[While in Korea] Episode 8 – Work tips for int'l students
Oct 04, 2019
Work tips for int'l students
Jessie is a German exchange student in Korea who has spent more of her savings than planned and needs to earn money. Can she legally work in Korea as a foreign student? This episode explains how a foreign national can work in the country depending on visa.
Jessie: I spent too much over summer break, far more than planned based on the funds I brought from Germany. What can I do?
Pedro: Why not get a part-time job?
Jessie: Are exchange students eligible for part-time jobs?
Su-hyeon: Of course. They cannot work full time but they can part time.
Jessie: Wow, tell me more.
Pedro: Those with either a D-2 or D-4 visa are eligible for part-time jobs. (D-2 is for those pursuing a full-time degree such as a bachelor's, master's or doctorate in Korea, while D-4 is for those studying Korean at a language institute affiliated with a university).
Su-hyeon: Foreigners can work as translators or interpreters, staff at restaurants or offices, or assistants to tour guides or sales reps at a duty-free shop.
Jessie: Do they have to meet criteria to get these jobs?
Su-hyeon: Of course. You'll have to meet certain standards as a student.
Pedro: Those with an average GPA of below "C" or a class attendance rate of 70% or below during that semester can face restrictions when looking for part-time jobs. And if you haven't completed your degree within a given time frame due to a low GPA or other reasons and extended your visa to complete the degree, then you're ineligible to get a part-time job.
Jessie: I recently attained Level 4 in the Test of Proficiency in Korean (TOPIK). Do you think that'll make it easier for me to find a part-time job?
Pedro: Oh sure. The number of hours you're eligible to work here depends on your Korean-language proficiency.
Su-hyeon: For instance, freshmen and sophomores can work up to 20 hours per week during a semester if they gain Level 3 or higher on TOPIK, and they can work as much as they want during vacations. Those who haven't attained Level 3 can work only up to 10 hours per week regardless of semester or break.
Pedro: Juniors, seniors and graduate students need Level 4 or higher to work part time. They can work longer than freshmen and sophomores if they meet this criterion.
Jessie: Let's say I found a part-time job. Can I start work right away?
Su-hyeon: No, you first have to notify your immigration office of your qualifications for staying and your employment and get permission from the office.
Pedro: The site Hi Korea provides relevant information on this. Log onto this website, download a document for confirming the temporary employment of a foreign student, and get signatures from the international student officer at your school and your employer to start the approval process.
Jessie: So I guess that means I can start working part time only after I get such permission.
Pedro: For those studying Korean at language schools affiliated with universities, they can begin working part time after they've been in Korea for at least six months. You should tell this to your foreign friends who are also seeking part-time jobs.

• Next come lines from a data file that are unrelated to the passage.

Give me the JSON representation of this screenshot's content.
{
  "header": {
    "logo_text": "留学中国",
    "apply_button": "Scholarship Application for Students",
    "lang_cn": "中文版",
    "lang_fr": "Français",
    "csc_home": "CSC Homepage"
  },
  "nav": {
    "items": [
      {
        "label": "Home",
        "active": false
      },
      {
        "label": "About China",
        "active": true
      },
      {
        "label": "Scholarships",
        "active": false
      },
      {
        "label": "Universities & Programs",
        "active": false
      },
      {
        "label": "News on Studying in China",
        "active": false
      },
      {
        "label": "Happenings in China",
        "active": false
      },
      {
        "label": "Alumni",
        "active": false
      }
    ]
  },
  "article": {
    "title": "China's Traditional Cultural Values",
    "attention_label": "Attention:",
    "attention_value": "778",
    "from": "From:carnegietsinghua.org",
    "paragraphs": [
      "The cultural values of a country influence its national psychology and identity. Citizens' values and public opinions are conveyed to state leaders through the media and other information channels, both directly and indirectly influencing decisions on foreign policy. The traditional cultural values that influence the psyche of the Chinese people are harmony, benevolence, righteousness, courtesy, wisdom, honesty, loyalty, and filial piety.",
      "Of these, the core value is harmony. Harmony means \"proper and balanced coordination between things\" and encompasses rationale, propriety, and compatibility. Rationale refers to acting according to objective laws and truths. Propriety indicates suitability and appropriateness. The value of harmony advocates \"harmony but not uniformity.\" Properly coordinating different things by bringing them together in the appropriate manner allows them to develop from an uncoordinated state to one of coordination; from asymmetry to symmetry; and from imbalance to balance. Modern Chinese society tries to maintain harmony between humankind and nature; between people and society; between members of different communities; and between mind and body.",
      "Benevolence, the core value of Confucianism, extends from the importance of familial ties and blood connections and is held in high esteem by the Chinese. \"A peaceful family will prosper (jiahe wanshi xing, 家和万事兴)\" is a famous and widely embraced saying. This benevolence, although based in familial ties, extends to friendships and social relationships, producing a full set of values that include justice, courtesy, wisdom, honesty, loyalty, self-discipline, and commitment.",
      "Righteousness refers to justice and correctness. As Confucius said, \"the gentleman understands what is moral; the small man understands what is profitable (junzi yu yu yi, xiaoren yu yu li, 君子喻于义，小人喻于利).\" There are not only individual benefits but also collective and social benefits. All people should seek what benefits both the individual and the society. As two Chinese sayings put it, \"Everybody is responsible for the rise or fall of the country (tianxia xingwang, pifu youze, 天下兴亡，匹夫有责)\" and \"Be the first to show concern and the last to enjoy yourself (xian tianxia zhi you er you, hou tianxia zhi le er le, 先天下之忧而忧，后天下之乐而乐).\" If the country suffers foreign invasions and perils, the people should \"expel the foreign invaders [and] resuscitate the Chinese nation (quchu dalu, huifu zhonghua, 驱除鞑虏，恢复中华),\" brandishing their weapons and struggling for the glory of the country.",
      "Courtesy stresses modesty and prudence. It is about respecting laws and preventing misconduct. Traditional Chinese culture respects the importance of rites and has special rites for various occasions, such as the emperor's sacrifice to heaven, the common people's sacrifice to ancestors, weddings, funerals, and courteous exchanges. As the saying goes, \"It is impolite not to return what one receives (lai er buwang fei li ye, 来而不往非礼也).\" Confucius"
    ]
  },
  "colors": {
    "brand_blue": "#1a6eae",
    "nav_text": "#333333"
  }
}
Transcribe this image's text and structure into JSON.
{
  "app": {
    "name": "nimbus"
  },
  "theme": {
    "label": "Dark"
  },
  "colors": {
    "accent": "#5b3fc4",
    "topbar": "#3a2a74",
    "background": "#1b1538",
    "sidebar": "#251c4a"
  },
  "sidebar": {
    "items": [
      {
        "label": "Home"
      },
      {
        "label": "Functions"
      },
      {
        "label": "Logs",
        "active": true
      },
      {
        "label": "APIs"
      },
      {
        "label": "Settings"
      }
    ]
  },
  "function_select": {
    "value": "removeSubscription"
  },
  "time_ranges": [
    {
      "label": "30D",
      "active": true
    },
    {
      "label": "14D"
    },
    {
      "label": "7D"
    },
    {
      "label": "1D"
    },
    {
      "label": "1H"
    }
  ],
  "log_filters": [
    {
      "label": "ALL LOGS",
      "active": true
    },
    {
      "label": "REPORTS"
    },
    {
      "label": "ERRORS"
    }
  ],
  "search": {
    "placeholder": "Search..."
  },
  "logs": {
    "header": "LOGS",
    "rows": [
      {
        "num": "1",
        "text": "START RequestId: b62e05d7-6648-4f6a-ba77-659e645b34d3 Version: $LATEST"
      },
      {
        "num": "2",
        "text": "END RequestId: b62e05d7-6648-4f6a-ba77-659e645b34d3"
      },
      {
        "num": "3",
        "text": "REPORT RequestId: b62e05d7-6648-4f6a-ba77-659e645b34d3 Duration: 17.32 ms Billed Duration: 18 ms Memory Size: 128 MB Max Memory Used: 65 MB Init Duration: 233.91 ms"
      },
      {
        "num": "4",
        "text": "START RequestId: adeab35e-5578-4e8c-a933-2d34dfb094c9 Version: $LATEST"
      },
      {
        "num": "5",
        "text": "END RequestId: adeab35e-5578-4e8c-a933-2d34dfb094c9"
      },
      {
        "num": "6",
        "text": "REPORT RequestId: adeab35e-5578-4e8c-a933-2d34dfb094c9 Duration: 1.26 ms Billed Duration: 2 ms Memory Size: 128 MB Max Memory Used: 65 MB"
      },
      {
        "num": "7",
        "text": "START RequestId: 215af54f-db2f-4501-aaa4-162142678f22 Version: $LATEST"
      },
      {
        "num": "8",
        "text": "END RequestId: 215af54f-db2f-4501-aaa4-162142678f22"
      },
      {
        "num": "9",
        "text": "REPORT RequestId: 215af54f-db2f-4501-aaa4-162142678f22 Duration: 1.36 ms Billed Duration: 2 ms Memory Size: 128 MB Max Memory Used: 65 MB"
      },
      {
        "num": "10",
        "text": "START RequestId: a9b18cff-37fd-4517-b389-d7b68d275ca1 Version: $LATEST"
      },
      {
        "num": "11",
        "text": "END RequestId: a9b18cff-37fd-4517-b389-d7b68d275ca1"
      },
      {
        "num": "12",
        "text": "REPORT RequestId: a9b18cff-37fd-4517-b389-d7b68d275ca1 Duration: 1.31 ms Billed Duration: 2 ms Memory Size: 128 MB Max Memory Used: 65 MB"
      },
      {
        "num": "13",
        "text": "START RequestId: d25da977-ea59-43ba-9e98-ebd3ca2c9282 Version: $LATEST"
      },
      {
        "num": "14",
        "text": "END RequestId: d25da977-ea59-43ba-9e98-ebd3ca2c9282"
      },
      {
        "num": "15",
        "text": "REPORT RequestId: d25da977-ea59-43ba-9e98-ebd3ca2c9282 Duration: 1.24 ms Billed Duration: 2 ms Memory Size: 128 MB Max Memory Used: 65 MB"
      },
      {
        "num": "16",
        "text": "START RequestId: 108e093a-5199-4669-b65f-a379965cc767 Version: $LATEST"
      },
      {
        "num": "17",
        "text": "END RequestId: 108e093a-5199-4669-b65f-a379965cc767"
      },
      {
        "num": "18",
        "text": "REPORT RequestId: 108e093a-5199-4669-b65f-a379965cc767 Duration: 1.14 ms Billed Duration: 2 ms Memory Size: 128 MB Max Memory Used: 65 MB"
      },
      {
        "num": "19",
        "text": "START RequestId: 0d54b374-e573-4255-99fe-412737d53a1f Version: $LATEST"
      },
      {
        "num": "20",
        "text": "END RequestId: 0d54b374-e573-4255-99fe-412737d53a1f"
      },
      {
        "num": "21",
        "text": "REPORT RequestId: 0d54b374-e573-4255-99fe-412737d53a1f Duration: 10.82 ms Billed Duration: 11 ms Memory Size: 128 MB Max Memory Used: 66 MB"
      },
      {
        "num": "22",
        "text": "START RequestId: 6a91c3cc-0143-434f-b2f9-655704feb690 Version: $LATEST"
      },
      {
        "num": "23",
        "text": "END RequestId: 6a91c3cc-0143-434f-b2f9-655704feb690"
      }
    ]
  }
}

Jessie: What about getting prize money? I moonlight as an Honorary Reporter for Korea.net and write about my life in Korea. My article was recently selected for an award and I got a phone call from Korea.net saying I will receive prize money.
Pedro: Hmm, it says here that you don't need permission for activities that entail subsidiary or temporary financial reward or compensation. In the case of your Honorary Reporter activities, they involve temporary payments and don't violate your qualifications as a foreign student. Thus no permission is needed.

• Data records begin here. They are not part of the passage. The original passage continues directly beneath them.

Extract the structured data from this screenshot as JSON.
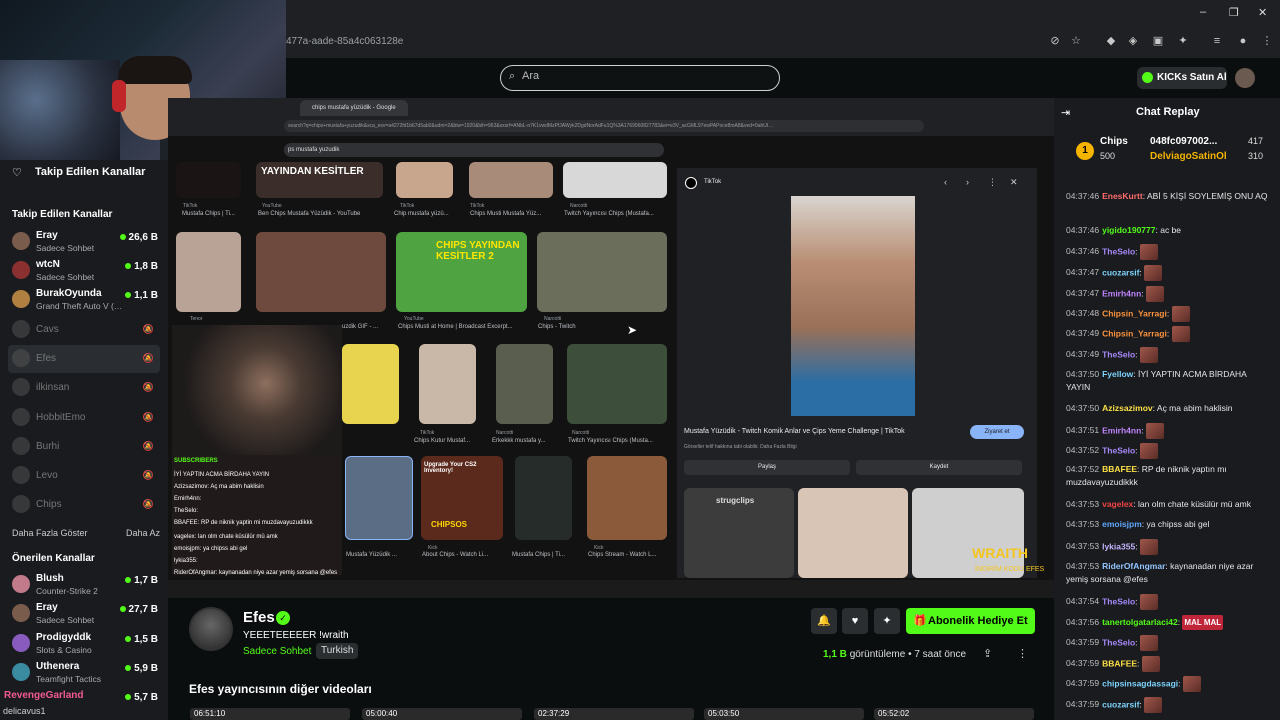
{
  "browser": {
    "url_fragment": "477a-aade-85a4c063128e",
    "window_controls": [
      "–",
      "❐",
      "✕"
    ]
  },
  "topnav": {
    "search_placeholder": "Ara",
    "kicks_button": "KICKs Satın Al"
  },
  "sidebar": {
    "header": "Takip Edilen Kanallar",
    "followed_title": "Takip Edilen Kanallar",
    "followed": [
      {
        "name": "Eray",
        "sub": "Sadece Sohbet",
        "count": "26,6 B",
        "live": true
      },
      {
        "name": "wtcN",
        "sub": "Sadece Sohbet",
        "count": "1,8 B",
        "live": true
      },
      {
        "name": "BurakOyunda",
        "sub": "Grand Theft Auto V (…",
        "count": "1,1 B",
        "live": true
      },
      {
        "name": "Cavs",
        "live": false
      },
      {
        "name": "Efes",
        "live": false
      },
      {
        "name": "ilkinsan",
        "live": false
      },
      {
        "name": "HobbitEmo",
        "live": false
      },
      {
        "name": "Burhi",
        "live": false
      },
      {
        "name": "Levo",
        "live": false
      },
      {
        "name": "Chips",
        "live": false
      }
    ],
    "show_more": "Daha Fazla Göster",
    "show_less": "Daha Az",
    "recommended_title": "Önerilen Kanallar",
    "recommended": [
      {
        "name": "Blush",
        "sub": "Counter-Strike 2",
        "count": "1,7 B"
      },
      {
        "name": "Eray",
        "sub": "Sadece Sohbet",
        "count": "27,7 B"
      },
      {
        "name": "Prodigyddk",
        "sub": "Slots & Casino",
        "count": "1,5 B"
      },
      {
        "name": "Uthenera",
        "sub": "Teamfight Tactics",
        "count": "5,9 B"
      },
      {
        "name": "RevengeGarland",
        "sub": "",
        "count": "5,7 B"
      }
    ],
    "footer_user": "delicavus1"
  },
  "video": {
    "inner_tab": "chips mustafa yüzüdik - Google",
    "inner_url": "search?q=chips+mustafa+yuzudik&sca_esv=a4272fd1b67d5ab0&udm=2&biw=1920&bih=963&sxsrf=ANbL-n7K1vwdMzPfJAWyk2DgdNorAdFu1Q%3A1769960827783&ei=e3V_acGML97ewPAPoce8mA8&ved=0ahUI…",
    "inner_search": "ps mustafa yuzudik",
    "thumbs": [
      {
        "src": "TikTok",
        "label": "Mustafa Chips | Ti..."
      },
      {
        "src": "YouTube",
        "label": "Ben Chips Mustafa Yüzüdik - YouTube"
      },
      {
        "src": "TikTok",
        "label": "Chip mustafa yüzü..."
      },
      {
        "src": "TikTok",
        "label": "Chips Musti Mustafa Yüz..."
      },
      {
        "src": "Narcotti",
        "label": "Twitch Yayıncısı Chips (Mustafa..."
      },
      {
        "src": "Tenor",
        "label": "uzdik GIF - ..."
      },
      {
        "src": "YouTube",
        "label": "Chips Musti at Home | Broadcast Excerpt..."
      },
      {
        "src": "Narcotti",
        "label": "Chips - Twitch"
      },
      {
        "src": "TikTok",
        "label": "Chips Kutur Mustaf..."
      },
      {
        "src": "Narcotti",
        "label": "Erkekkk mustafa y..."
      },
      {
        "src": "Narcotti",
        "label": "Twitch Yayıncısı Chips (Musta..."
      },
      {
        "src": "TikTok",
        "label": "Mustafa Yüzüdik ..."
      },
      {
        "src": "Kick",
        "label": "About Chips - Watch Li..."
      },
      {
        "src": "TikTok",
        "label": "Mustafa Chips | Ti..."
      },
      {
        "src": "Kick",
        "label": "Chips Stream - Watch L..."
      }
    ],
    "thumb_overlay_1": "YAYINDAN KESİTLER",
    "thumb_overlay_2": "CHIPS YAYINDAN KESİTLER 2",
    "thumb_overlay_3": "Upgrade Your CS2 Inventory!",
    "thumb_overlay_4": "CHIPSOS",
    "tiktok": {
      "brand": "TikTok",
      "title": "Mustafa Yüzüdik - Twitch Komik Anlar ve Çips Yeme Challenge | TikTok",
      "sub": "Görseller telif hakkına tabi olabilir.  Daha Fazla Bilgi",
      "visit": "Ziyaret et",
      "share": "Paylaş",
      "save": "Kaydet",
      "strip_label": "strugclips"
    },
    "overlay_chat_header": "SUBSCRIBERS",
    "overlay_chat": [
      "İYİ YAPTIN ACMA BİRDAHA YAYIN",
      "Azizsazimov: Aç ma abim haklisin",
      "Emirh4nn:",
      "TheSelo:",
      "BBAFEE: RP de niknik yaptin mi muzdavayuzudikkk",
      "vagelex: lan olm chate küsülür mü amk",
      "emoisjpm: ya chipss abi gel",
      "lykia355:",
      "RiderOfAngmar: kaynanadan niye azar yemiş sorsana @efes"
    ],
    "wraith_1": "WRAITH",
    "wraith_2": "İNDİRİM KODU EFES"
  },
  "channel": {
    "name": "Efes",
    "title": "YEEETEEEEER  !wraith",
    "category": "Sadece Sohbet",
    "tag": "Turkish",
    "gift_button": "Abonelik Hediye Et",
    "views_count": "1,1 B",
    "views_label": "görüntüleme",
    "time_ago": "• 7 saat önce",
    "other_videos_title": "Efes yayıncısının diğer videoları",
    "mini_thumbs": [
      "06:51:10",
      "05:00:40",
      "02:37:29",
      "05:03:50",
      "05:52:02"
    ]
  },
  "chat": {
    "title": "Chat Replay",
    "chips": {
      "name": "Chips",
      "amount": "500",
      "gift_id": "048fc097002...",
      "gift_count": "417",
      "donor": "DelviagoSatinOl",
      "donor_count": "310"
    },
    "messages": [
      {
        "t": "04:37:46",
        "user": "EnesKurtt",
        "color": "#ff6b6b",
        "text": "ABİ 5 KİŞİ SOYLEMİŞ ONU AQ"
      },
      {
        "t": "04:37:46",
        "user": "yigido190777",
        "color": "#53fc18",
        "text": "ac be"
      },
      {
        "t": "04:37:46",
        "user": "TheSelo",
        "color": "#a78bfa",
        "emote": true
      },
      {
        "t": "04:37:47",
        "user": "cuozarsif",
        "color": "#7dd3fc",
        "emote": true
      },
      {
        "t": "04:37:47",
        "user": "Emirh4nn",
        "color": "#c084fc",
        "emote": true
      },
      {
        "t": "04:37:48",
        "user": "Chipsin_Yarragi",
        "color": "#fb923c",
        "emote": true
      },
      {
        "t": "04:37:49",
        "user": "Chipsin_Yarragi",
        "color": "#fb923c",
        "emote": true
      },
      {
        "t": "04:37:49",
        "user": "TheSelo",
        "color": "#a78bfa",
        "emote": true
      },
      {
        "t": "04:37:50",
        "user": "Fyellow",
        "color": "#7dd3fc",
        "text": "İYİ YAPTIN ACMA BİRDAHA YAYIN"
      },
      {
        "t": "04:37:50",
        "user": "Azizsazimov",
        "color": "#fde047",
        "text": "Aç ma abim haklisin"
      },
      {
        "t": "04:37:51",
        "user": "Emirh4nn",
        "color": "#c084fc",
        "emote": true
      },
      {
        "t": "04:37:52",
        "user": "TheSelo",
        "color": "#a78bfa",
        "emote": true
      },
      {
        "t": "04:37:52",
        "user": "BBAFEE",
        "color": "#fde047",
        "text": "RP de niknik yaptın mı muzdavayuzudikkk"
      },
      {
        "t": "04:37:53",
        "user": "vagelex",
        "color": "#ef4444",
        "text": "lan olm chate küsülür mü amk"
      },
      {
        "t": "04:37:53",
        "user": "emoisjpm",
        "color": "#60a5fa",
        "text": "ya chipss abi gel"
      },
      {
        "t": "04:37:53",
        "user": "lykia355",
        "color": "#c4b5fd",
        "emote": true
      },
      {
        "t": "04:37:53",
        "user": "RiderOfAngmar",
        "color": "#93c5fd",
        "text": "kaynanadan niye azar yemiş sorsana @efes"
      },
      {
        "t": "04:37:54",
        "user": "TheSelo",
        "color": "#a78bfa",
        "emote": true
      },
      {
        "t": "04:37:56",
        "user": "tanertolgatarlaci42",
        "color": "#53fc18",
        "mal": "MAL MAL"
      },
      {
        "t": "04:37:59",
        "user": "TheSelo",
        "color": "#a78bfa",
        "emote": true
      },
      {
        "t": "04:37:59",
        "user": "BBAFEE",
        "color": "#fde047",
        "emote": true
      },
      {
        "t": "04:37:59",
        "user": "chipsinsagdassagi",
        "color": "#7dd3fc",
        "emote": true
      },
      {
        "t": "04:37:59",
        "user": "cuozarsif",
        "color": "#7dd3fc",
        "emote": true
      }
    ]
  },
  "colors": {
    "accent": "#53fc18",
    "bg": "#0b0e0f",
    "panel": "#191b1f"
  }
}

Su-hyeon: Wow, Jessie, it seems you've engaged in quite a few activities.
Jessie: Of course. I hope to get a job in Korea after finishing school here, so I must be diligent.

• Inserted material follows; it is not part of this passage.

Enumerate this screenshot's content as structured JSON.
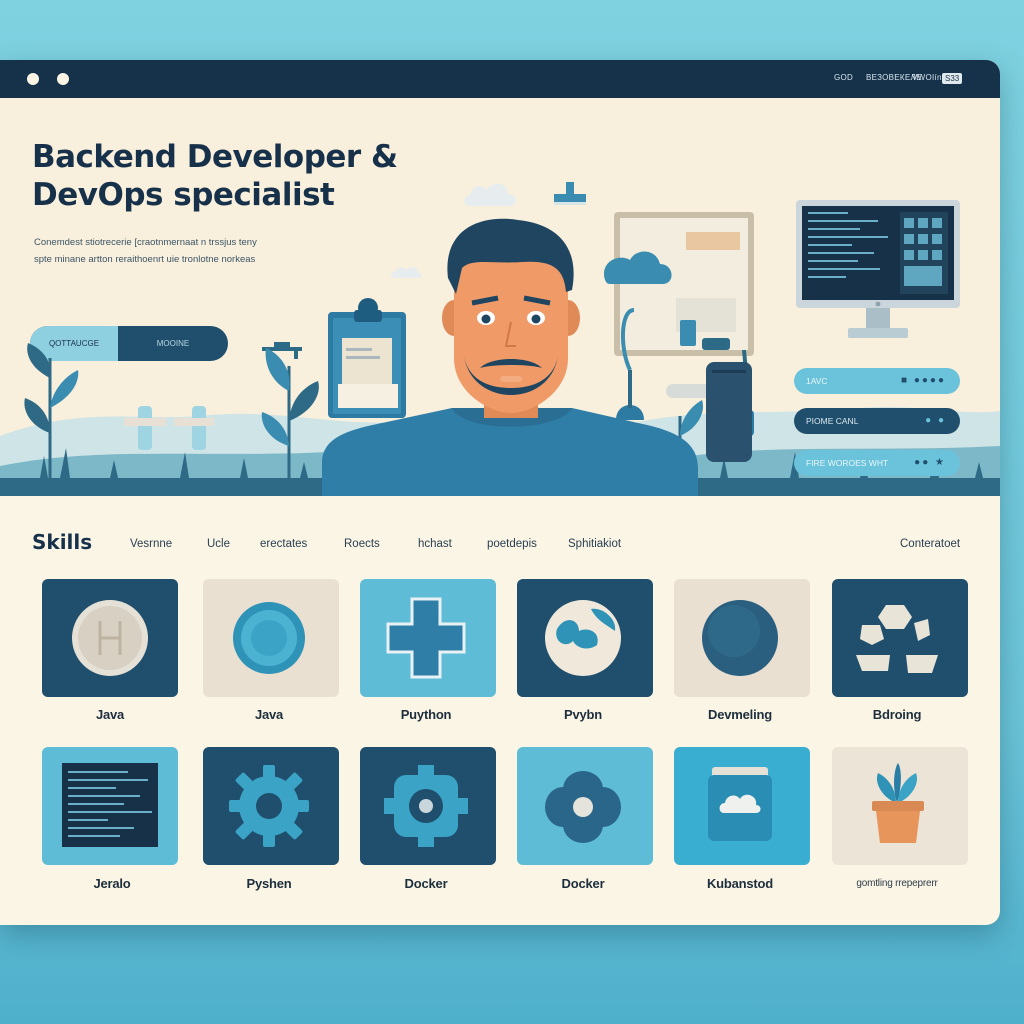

Pedro: If you seek training or employment in Korea after finishing school here, you can apply to change your visa to a D-10, which is a jobseeker visa.
Su-hyeon: What visa do you have, Pedro?
Pedro: Because I'm a cook, I have an E-7 visa, which is issued to those engaged in specifically designated activities.
Su-hyeon: Korea has a variety of visas allowing foreigners to work legally. Foreign workers who come to Korea to work temporarily or migrant workers can find jobs in Korea.
Pedro: If you have questions, call the Immigration Contact Center at 1345 or visit its website at www.hikorea.go.kr/pt/main_en.pt.
Jessie: Thanks. I didn't know visas could be so complicated. I'll look up more details later.
Written by Min Yea-Ji
Translated by Lee Jihae
Illustrated by Yuhaill
Department Global Communication and Contents Division, Contact Us